If you want to repackage that logic in a more convenient form, the API is described here.

share|improve this answer

You can't securely delete a file on a journaling filesystem. The only non-journaling system still in heavy use is fat32. On any other system, the only way to securely delete is to shred the entire hard drive.


The reason secure delete doesn't work, is that that data used to overwrite a file might not be stored in the same location as the data it is overwriting.

It seems Microsoft does provide a secure delete tool, but it does not appear to be something that you can use as a drop in replacement.

The only good way to prevent deleted file recover, short of shredding the disk, would be to encrypt the file before it is written to disk.

share|improve this answer
Thanks for the reply, I've rephrased a question a little bit. It doesn't matter if the file is totally erased, all that matters is that I use similar methods to a bog standard file erase program – Chris Nov 10 '10 at 18:35
@Andrey, I don't understand what you mean – mikerobi Nov 10 '10 at 18:41
if the file is, say, 100mb in size, it is completely impractical to keep the whole encrypted and original files in RAM... – Random User Aug 26 '14 at 18:50

It wouldn't be secure at all. Instead you may wish to look at alternative solutions like encryption.

One solution would be to encrypt the contents of the data file. A new key would be used each time the file is updated. When you want to "securely delete" the data simply "lose" the encryption key and delete the file. The file will still be on the disk physically but without the encryption key recovery would be impossible.

Here is more detailed explanation as to why "secure" overwrites of files is poor security:

Without a low level tool (outside of .net runtime) you have no access to the physical disk location. Take a filestream on NTFS, when you "open a file for write access" you have no guarantee that the "updated" copy (in this case random 101010 version) will be stored in the same place (thus overwriting the original file). In fact most of the time this is what happens:

1) File x.dat is stored starting at cluster 8493489 2) You open file x.dat for write access. What is returned to you by the OS is merely a pointer to the file stream abstracted by not just the OS but the underlying file system and device drivers (hardware RAID for example) and sometimes the physical disk itself (SSD). You update the contents of the file with random 1 & 0s and close the filestream.

3) The OS likely may (and likely will) write the new file to another cluster (say cluster 4384939). It will then merely update the MFT indicating file x is now stored at 4384939.

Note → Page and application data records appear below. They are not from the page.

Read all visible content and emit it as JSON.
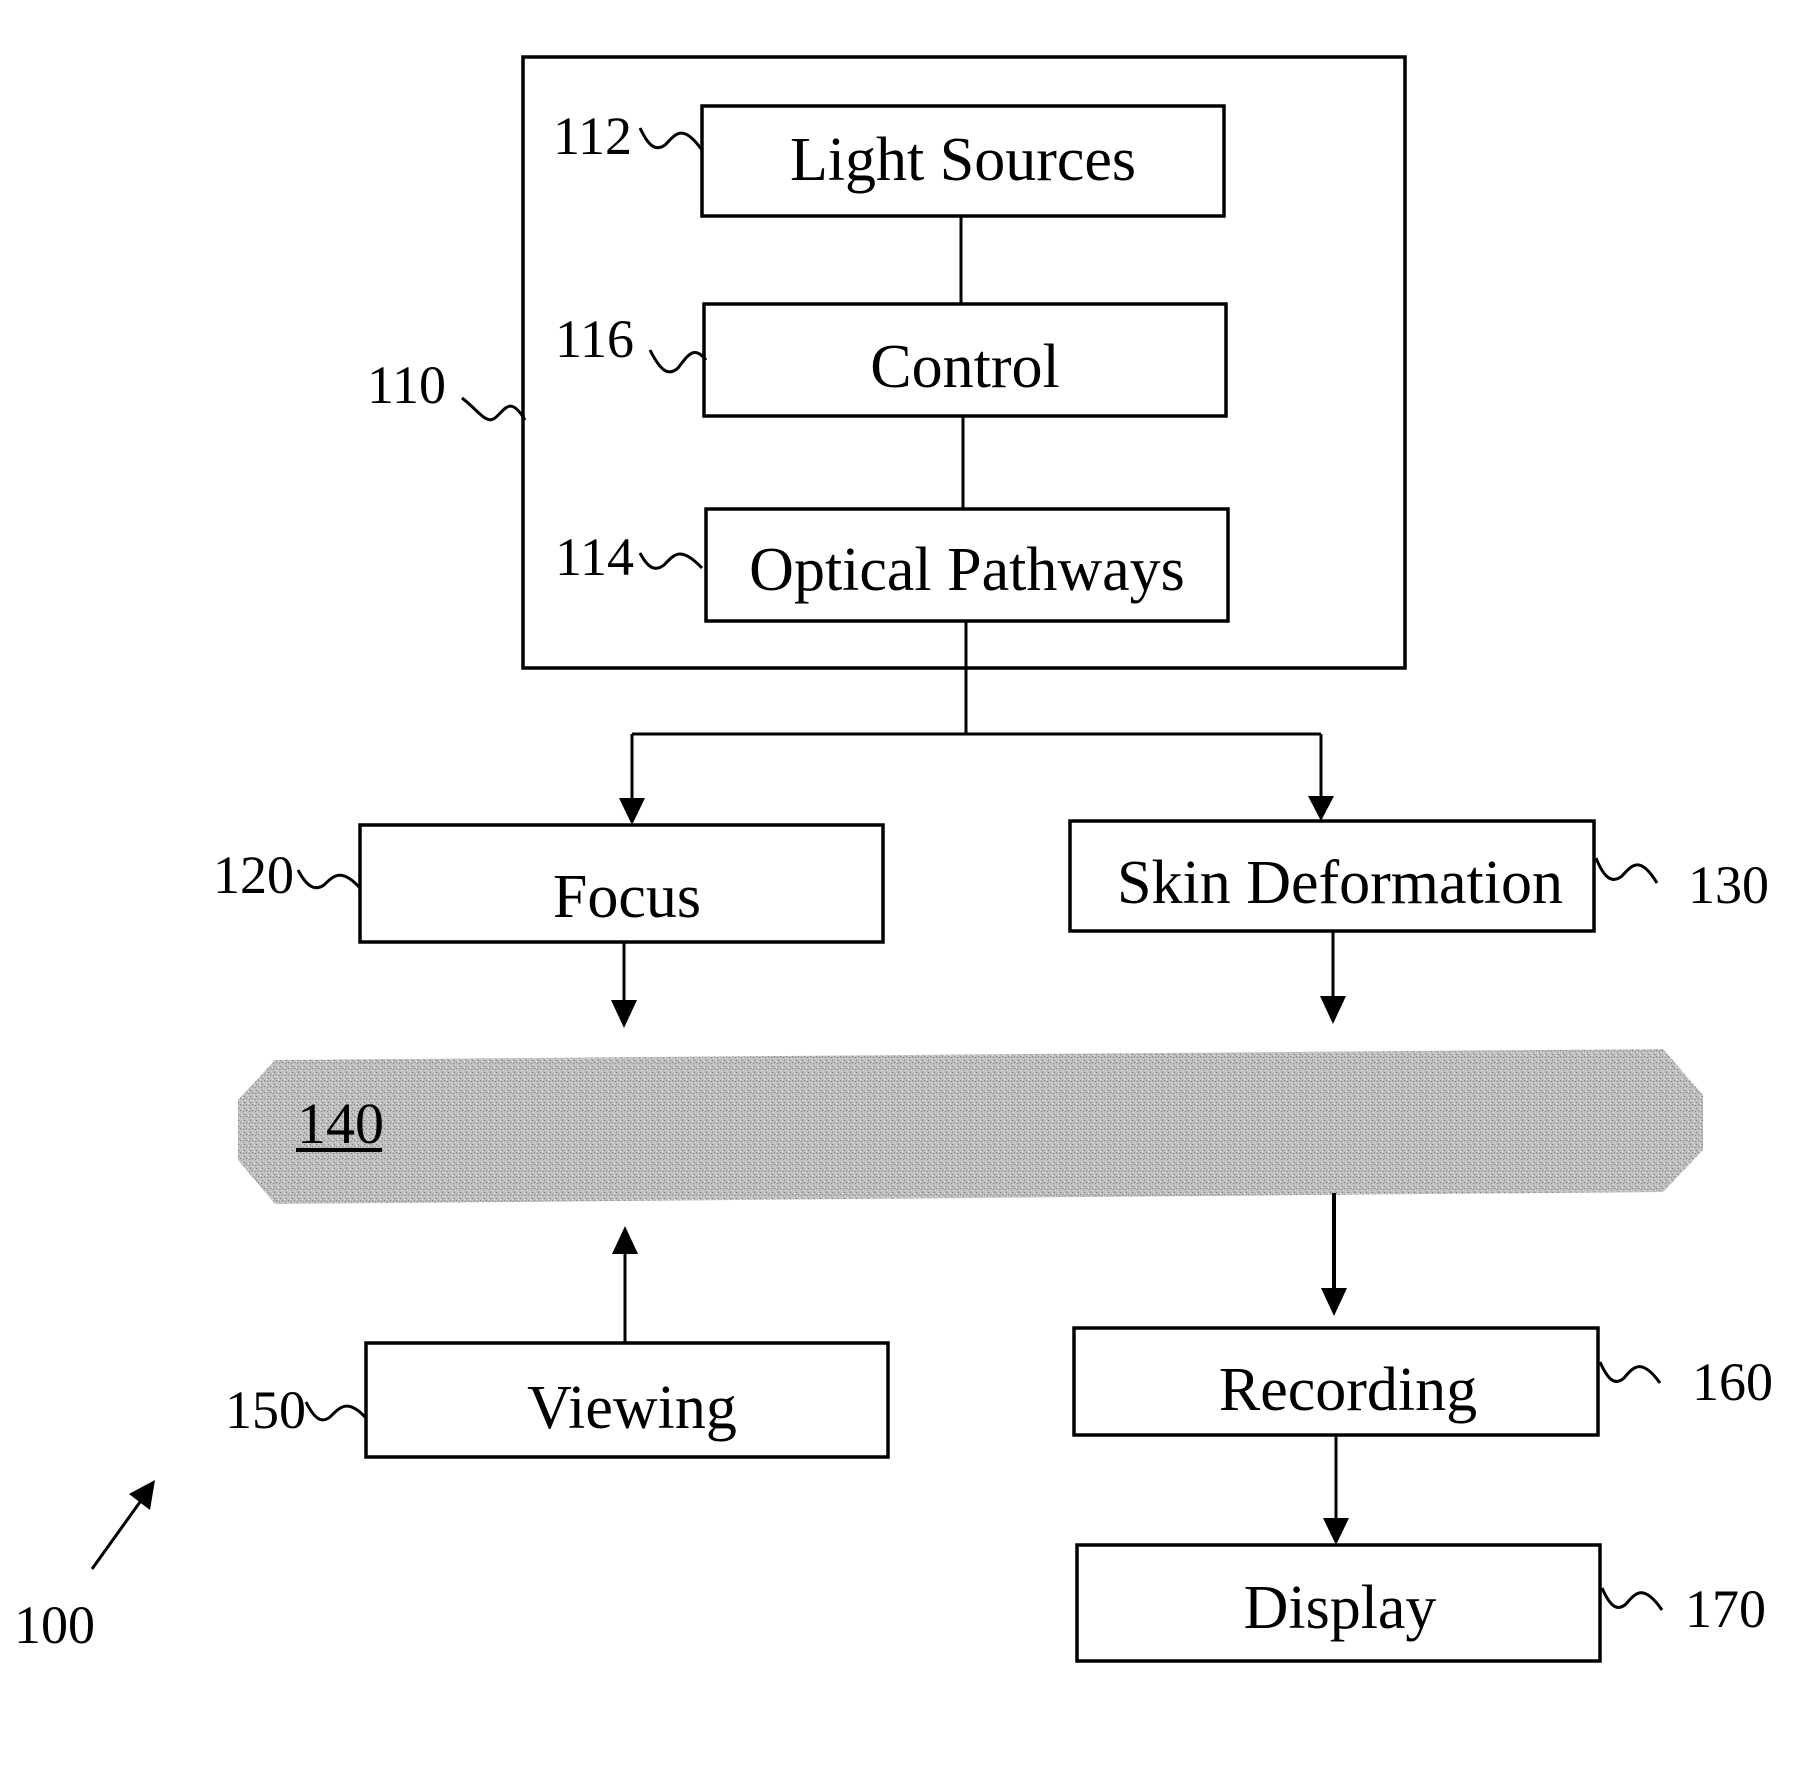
{
  "figure": {
    "reference": "100",
    "system_group": {
      "reference": "110",
      "components": [
        {
          "id": "light-sources",
          "label": "Light Sources",
          "reference": "112"
        },
        {
          "id": "control",
          "label": "Control",
          "reference": "116"
        },
        {
          "id": "optical-pathways",
          "label": "Optical Pathways",
          "reference": "114"
        }
      ]
    },
    "blocks": [
      {
        "id": "focus",
        "label": "Focus",
        "reference": "120"
      },
      {
        "id": "skin-deformation",
        "label": "Skin Deformation",
        "reference": "130"
      },
      {
        "id": "viewing",
        "label": "Viewing",
        "reference": "150"
      },
      {
        "id": "recording",
        "label": "Recording",
        "reference": "160"
      },
      {
        "id": "display",
        "label": "Display",
        "reference": "170"
      }
    ],
    "subject_band": {
      "reference": "140",
      "fill_color": "#b9b9b9"
    },
    "connections": [
      {
        "from": "light-sources",
        "to": "control",
        "type": "line"
      },
      {
        "from": "control",
        "to": "optical-pathways",
        "type": "line"
      },
      {
        "from": "optical-pathways",
        "to": "focus",
        "type": "arrow"
      },
      {
        "from": "optical-pathways",
        "to": "skin-deformation",
        "type": "arrow"
      },
      {
        "from": "focus",
        "to": "140",
        "type": "arrow"
      },
      {
        "from": "skin-deformation",
        "to": "140",
        "type": "arrow"
      },
      {
        "from": "viewing",
        "to": "140",
        "type": "arrow"
      },
      {
        "from": "140",
        "to": "recording",
        "type": "arrow"
      },
      {
        "from": "recording",
        "to": "display",
        "type": "arrow"
      }
    ]
  }
}
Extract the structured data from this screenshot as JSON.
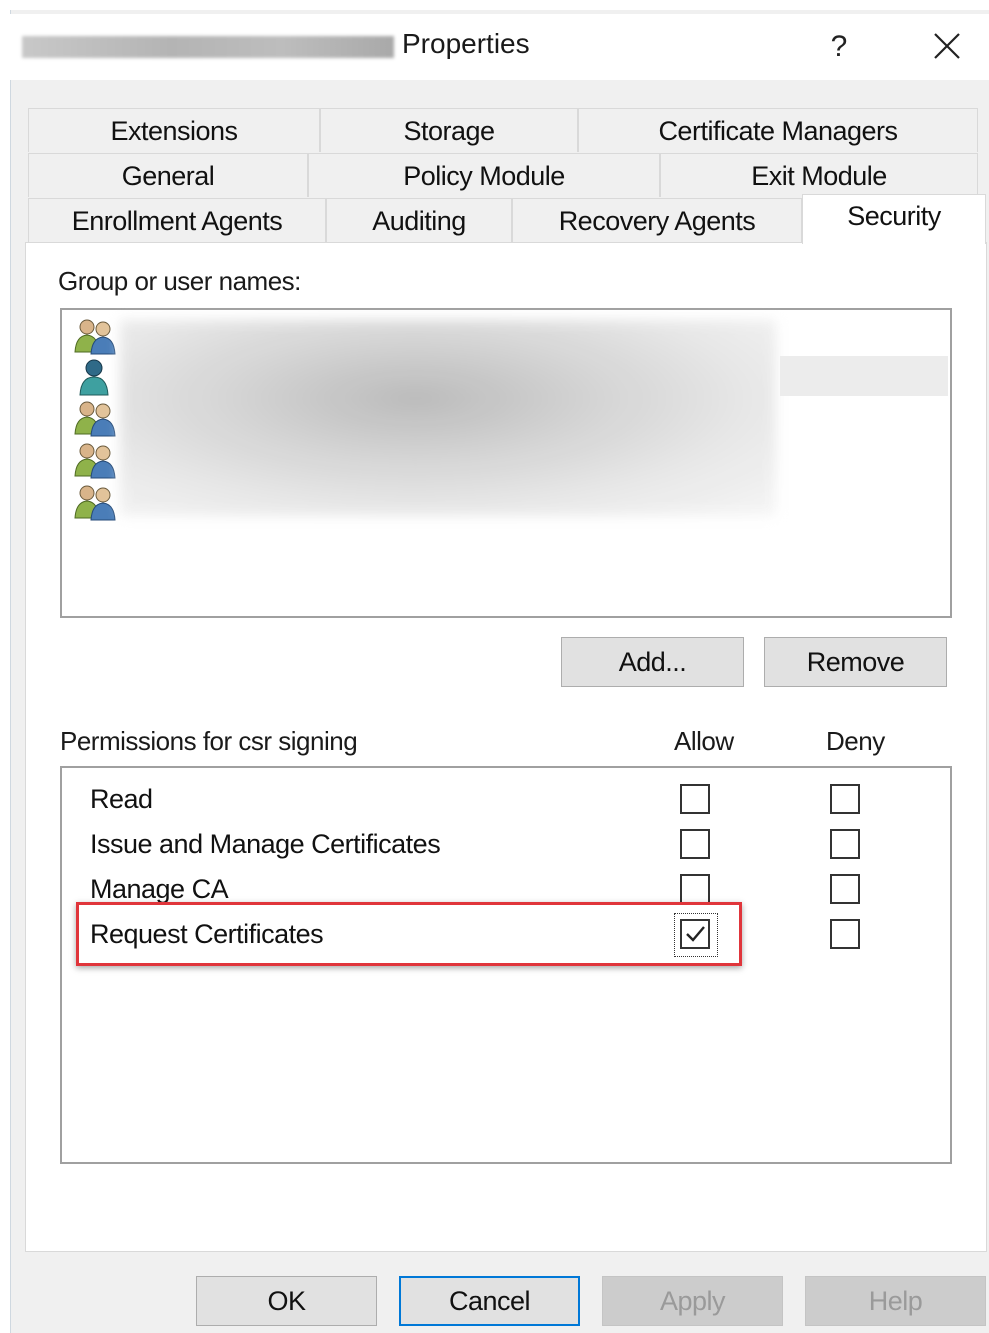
{
  "window": {
    "title": "Properties",
    "help_glyph": "?",
    "close_icon": "close-icon"
  },
  "tabs": {
    "row1": [
      "Extensions",
      "Storage",
      "Certificate Managers"
    ],
    "row2": [
      "General",
      "Policy Module",
      "Exit Module"
    ],
    "row3": [
      "Enrollment Agents",
      "Auditing",
      "Recovery Agents",
      "Security"
    ],
    "active": "Security"
  },
  "security": {
    "group_label": "Group or user names:",
    "users": [
      {
        "icon": "group-icon",
        "selected": false
      },
      {
        "icon": "user-icon",
        "selected": true
      },
      {
        "icon": "group-icon",
        "selected": false
      },
      {
        "icon": "group-icon",
        "selected": false
      },
      {
        "icon": "group-icon",
        "selected": false
      }
    ],
    "add_label": "Add...",
    "remove_label": "Remove",
    "permissions_label": "Permissions for csr signing",
    "allow_header": "Allow",
    "deny_header": "Deny",
    "permissions": [
      {
        "name": "Read",
        "allow": false,
        "deny": false
      },
      {
        "name": "Issue and Manage Certificates",
        "allow": false,
        "deny": false
      },
      {
        "name": "Manage CA",
        "allow": false,
        "deny": false
      },
      {
        "name": "Request Certificates",
        "allow": true,
        "deny": false
      }
    ],
    "highlight_color": "#e0353b"
  },
  "footer": {
    "ok": "OK",
    "cancel": "Cancel",
    "apply": "Apply",
    "help": "Help"
  }
}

To the end user it looks like only one copy of the file exists and it now has random data in it however the original data still exists on the disk.

Instead you should consider encrypting the contents of the file with a different key each time file is saved. When the user wants the file "deleted" delete the key and file. The physical file may remain but without encryption key recovery would be impossible.

share|improve this answer
the file can't be recovered without the key so it's basically lost right? wrong. the key is ALSO recoverable the same way the file would have unless one knows exactly what he's doing – Random User Aug 26 '14 at 18:47

I'd first try simply to open the file and overwrite its contents as I would normally do it. Pretty trivial in C#, I won't even bother to write it. However I don't know how secure that would be. For one thing, I'm quite certain it would not work on flash drives and SSD's that use sophisticated algorithms to provide wear leveling. I don't know what would work there, perhaps it would need to be done on driver level, perhaps it would be impossible at all. On normal drives I just don't know what Windows would do. Perhaps it would retain old data as well.

share|improve this answer
It won't work on any journaling filesytem, regardless of the drive type (see my answer for an explanation). – mikerobi Nov 10 '10 at 18:42
@mikerobi - I know, but aside from that - this is the next best thing. At least the typical undelete utilities will be fooled. – Vilx- Nov 10 '10 at 22:17

Your Answer


By posting your answer, you agree to the privacy policy and terms of service.

Not the answer you're looking for? Browse other questions tagged or ask your own question.